Whilst the increase in competition for the delivery of services leads to more choice for the users of such services in welfare, that deals both primarily and secondary with peoples health, the use of market approaches and terminology has left some people with the criticism that the ‘user led’ approach is only legitimised through a quality consumer approach that has nothing to do with choice rather to do with the repackaging and provision of resources through services. The needs and wants of person(s) accessing welfare services are two different things and the provision of these is ultimately the decision of the manager. This subject is a means of study unto itself and therefore will not be discussed here. Managerialism has evolved since first being introduced by the Conservatives and then adopted by New Labour.
It is a response to the market system that dominates societies across the world. It is a multi ‘headed’ approach to systems and offers innovative processes to established administrative welfare services. Managerialism is at the centre of welfare service provision across the board and as such has become de-politicised in pursuit of ‘what counts is what works’ (Hughes and Lewis, Unsettling Welfare, p369, 1998). The use of the four ‘E’s, market terminology such as Value for Money, Key Performance Indicators, Outcomes and Outputs and the implementation of Business Models in a Welfare world are all indicative of a managerialist approach to welfare provision that seem to have been introduced to services.

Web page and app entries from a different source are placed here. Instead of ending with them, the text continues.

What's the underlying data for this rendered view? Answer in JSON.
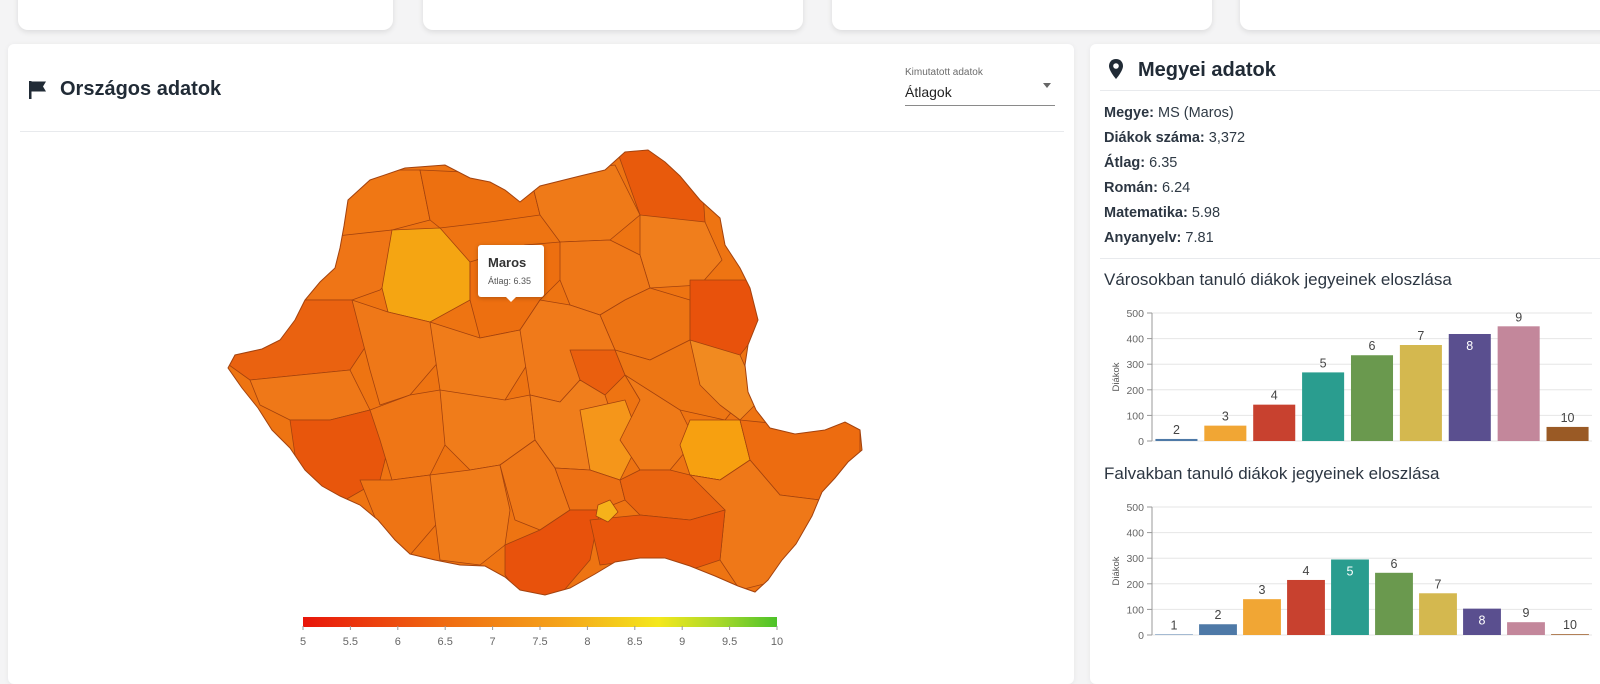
{
  "left_panel": {
    "title": "Országos adatok",
    "select": {
      "label": "Kimutatott adatok",
      "value": "Átlagok"
    },
    "tooltip": {
      "name": "Maros",
      "line": "Átlag: 6.35"
    },
    "legend_ticks": [
      "5",
      "5.5",
      "6",
      "6.5",
      "7",
      "7.5",
      "8",
      "8.5",
      "9",
      "9.5",
      "10"
    ]
  },
  "right_panel": {
    "title": "Megyei adatok",
    "info": [
      {
        "label": "Megye:",
        "value": "MS (Maros)"
      },
      {
        "label": "Diákok száma:",
        "value": "3,372"
      },
      {
        "label": "Átlag:",
        "value": "6.35"
      },
      {
        "label": "Román:",
        "value": "6.24"
      },
      {
        "label": "Matematika:",
        "value": "5.98"
      },
      {
        "label": "Anyanyelv:",
        "value": "7.81"
      }
    ],
    "city_title": "Városokban tanuló diákok jegyeinek eloszlása",
    "village_title": "Falvakban tanuló diákok jegyeinek eloszlása"
  },
  "colors": {
    "grades": [
      "#4e79a7",
      "#f1a634",
      "#c8412f",
      "#2a9d8f",
      "#6a994e",
      "#d4b84f",
      "#5a4f8f",
      "#c3879b",
      "#9a5a25"
    ]
  },
  "chart_data": [
    {
      "type": "bar",
      "title": "Városokban tanuló diákok jegyeinek eloszlása",
      "ylabel": "Diákok",
      "ylim": [
        0,
        500
      ],
      "yticks": [
        0,
        100,
        200,
        300,
        400,
        500
      ],
      "categories": [
        "2",
        "3",
        "4",
        "5",
        "6",
        "7",
        "8",
        "9",
        "10"
      ],
      "values": [
        8,
        60,
        142,
        268,
        335,
        375,
        418,
        448,
        55
      ]
    },
    {
      "type": "bar",
      "title": "Falvakban tanuló diákok jegyeinek eloszlása",
      "ylabel": "Diákok",
      "ylim": [
        0,
        500
      ],
      "yticks": [
        0,
        100,
        200,
        300,
        400,
        500
      ],
      "categories": [
        "1",
        "2",
        "3",
        "4",
        "5",
        "6",
        "7",
        "8",
        "9",
        "10"
      ],
      "values": [
        2,
        42,
        140,
        215,
        295,
        243,
        163,
        103,
        50,
        3
      ]
    }
  ]
}
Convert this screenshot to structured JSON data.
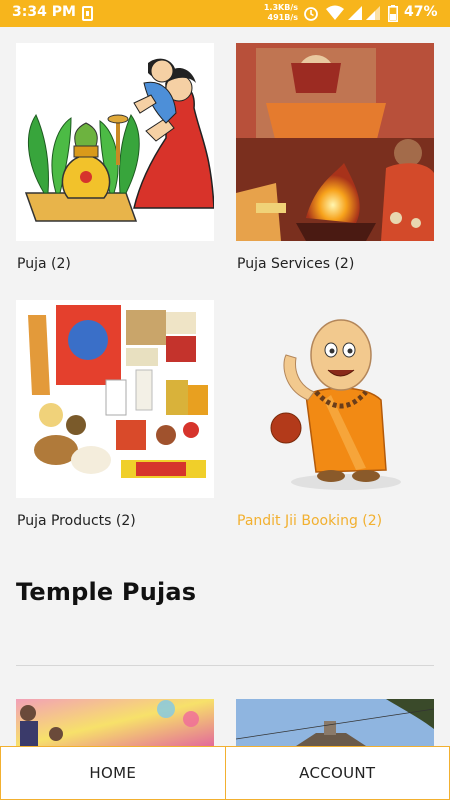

The decision to complete this Independent study Project was taken as a result of the author’s lack of clarification of approaches in the sector where he works. The author decided to research the matter through academic resources bringing together the text previously read. From the outset the author had a personal research study in the form of a short questionnaire in mind to clarify to what knowledge and to what extent other employees in this sector had regarding the subject matter. The second part of the project is written in the form of a research project. The pen -ultimate part brings the two together making observations and using reflection to compare and critique where applicable. The Independent Study Project will close with the conclusion.